Born on 24 May 1894 at Lang Lang, Victoria, Jim Cullen was the great yarn-spinner and larrikin of the AE2, both attributes which he displayed frequently during his three and a half years in captivity in Turkey.
One of seven children in a large Catholic family, he grew up on a farm outside Perth, WA. All four boys in the family served in WWI. Cullen was selected as crew to join the new AE2 submarine, going aboard in Sydney as a 19-year-old stoker.
As a POW, Cullen was sent to Belemedik as one of a Catholic group. This peculiar separation was the result of intensive lobbying of Enver Pasha and the Turkish government by the Catholic Apostolic Representative in Constantinople, Monsignor Dolci, to try to secure more favourable treatment for his flock, which also included a large number of French submariners.
It’s thought that Cullen spoke German, which would have been a great advantage in the camp.

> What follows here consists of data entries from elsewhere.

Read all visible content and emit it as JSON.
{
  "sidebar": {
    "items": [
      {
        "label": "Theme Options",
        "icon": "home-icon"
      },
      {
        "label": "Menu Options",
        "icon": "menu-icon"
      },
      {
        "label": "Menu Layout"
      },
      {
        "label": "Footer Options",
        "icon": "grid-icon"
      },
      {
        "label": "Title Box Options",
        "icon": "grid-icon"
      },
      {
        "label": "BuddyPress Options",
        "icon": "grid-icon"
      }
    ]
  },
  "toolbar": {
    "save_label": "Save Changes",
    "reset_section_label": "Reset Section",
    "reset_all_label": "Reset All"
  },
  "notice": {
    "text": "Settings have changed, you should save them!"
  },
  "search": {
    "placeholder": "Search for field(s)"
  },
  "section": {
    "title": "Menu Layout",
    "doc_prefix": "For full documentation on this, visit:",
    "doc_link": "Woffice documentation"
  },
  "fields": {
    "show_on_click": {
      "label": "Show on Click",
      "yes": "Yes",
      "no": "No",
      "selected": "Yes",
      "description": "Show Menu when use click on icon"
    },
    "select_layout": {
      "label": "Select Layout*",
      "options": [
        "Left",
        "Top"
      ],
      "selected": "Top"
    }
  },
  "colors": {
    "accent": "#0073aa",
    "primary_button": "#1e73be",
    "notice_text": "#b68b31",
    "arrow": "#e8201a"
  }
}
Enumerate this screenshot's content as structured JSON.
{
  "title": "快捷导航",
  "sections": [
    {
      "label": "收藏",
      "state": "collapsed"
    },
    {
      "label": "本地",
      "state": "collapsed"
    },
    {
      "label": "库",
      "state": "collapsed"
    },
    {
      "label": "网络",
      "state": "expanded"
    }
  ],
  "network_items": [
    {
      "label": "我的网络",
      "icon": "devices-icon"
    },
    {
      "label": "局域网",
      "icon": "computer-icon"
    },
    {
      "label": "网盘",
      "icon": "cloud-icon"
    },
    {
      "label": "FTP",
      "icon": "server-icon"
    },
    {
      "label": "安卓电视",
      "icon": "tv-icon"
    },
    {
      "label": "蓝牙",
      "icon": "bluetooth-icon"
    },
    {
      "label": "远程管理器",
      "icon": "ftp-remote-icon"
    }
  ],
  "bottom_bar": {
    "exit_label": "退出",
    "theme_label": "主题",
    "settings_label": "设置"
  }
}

AIF Corporal George Kerr’s shorthand diaries record many personal details of life in the prison camps. In December 1915 Kerr wrote that Jim had an ‘amazing ability as a yarn-spinner … most of Cullen’s stories were an hour’s vigil’.
One tale concerned a goat which followed the sailors into a hotel, demanded beer, and when it did not receive it, signalled its despair by butting whoever was shouting. But the best [story] of all was a cockatoo which had for its vocabulary two very objectionable words. One day the bird got covered with coal tar, and one of the men received orders to have the bird cleaned before devotions the next morning. He cleaned it, but dipped it in caustic soda, which took all the feathers off the poor thing. At devotions next morning, there was the bird sitting on the floor by our mess table without a feather on, except two on the head, and uttering very bad words, which, in the circumstances, we found appropriate.
Cullen and Kerr soon became regular, boisterous and indulgent drinking partners. This led to boxing matches and fights which caused gradual mental and physical deterioration. From this low point onwards, Cullen left Kerr’s group in that mess and was next recorded as working in the hospital at Belemedik under the protection of an outstanding POW doctor, Captain Clifford of the Indian Army.
Cullen contracted malaria during an epidemic which swept the camp at this time. He was next assigned to a group working along the railway line at Kelebek, which included the AE2’s John Wheat and a Private Samson of the AIF. The three began to hatch an escape plan after secretly building a boat; they hoped to reach the coast some 35 miles away. It took the trio three months, working secretly at night, to construct the boat from stolen materials, all of which had to be carefully hidden away every day. They did escape on the night of 29 April 1918 and almost made it to the coast, but were at the last minute foiled, both by incredibly heavy rain and by Cullen falling ill with an attack of malaria. They were forced to return to camp, where Cullen was able to hide his absence as he worked separately from the others at the hospital. Both Wheat and Samson, however, were punished.
Cullen was released from the camp at the end of 1918, still far from well. He arrived safely back in England but was hospitalised for many months. He never returned to his family home but re-enlisted in the RAN for a further five years’ service in 1919. He left Australia to live and work in New Zealand some time during the 1930s. He was killed in an earthquake in New Zealand in 1945, aged 61.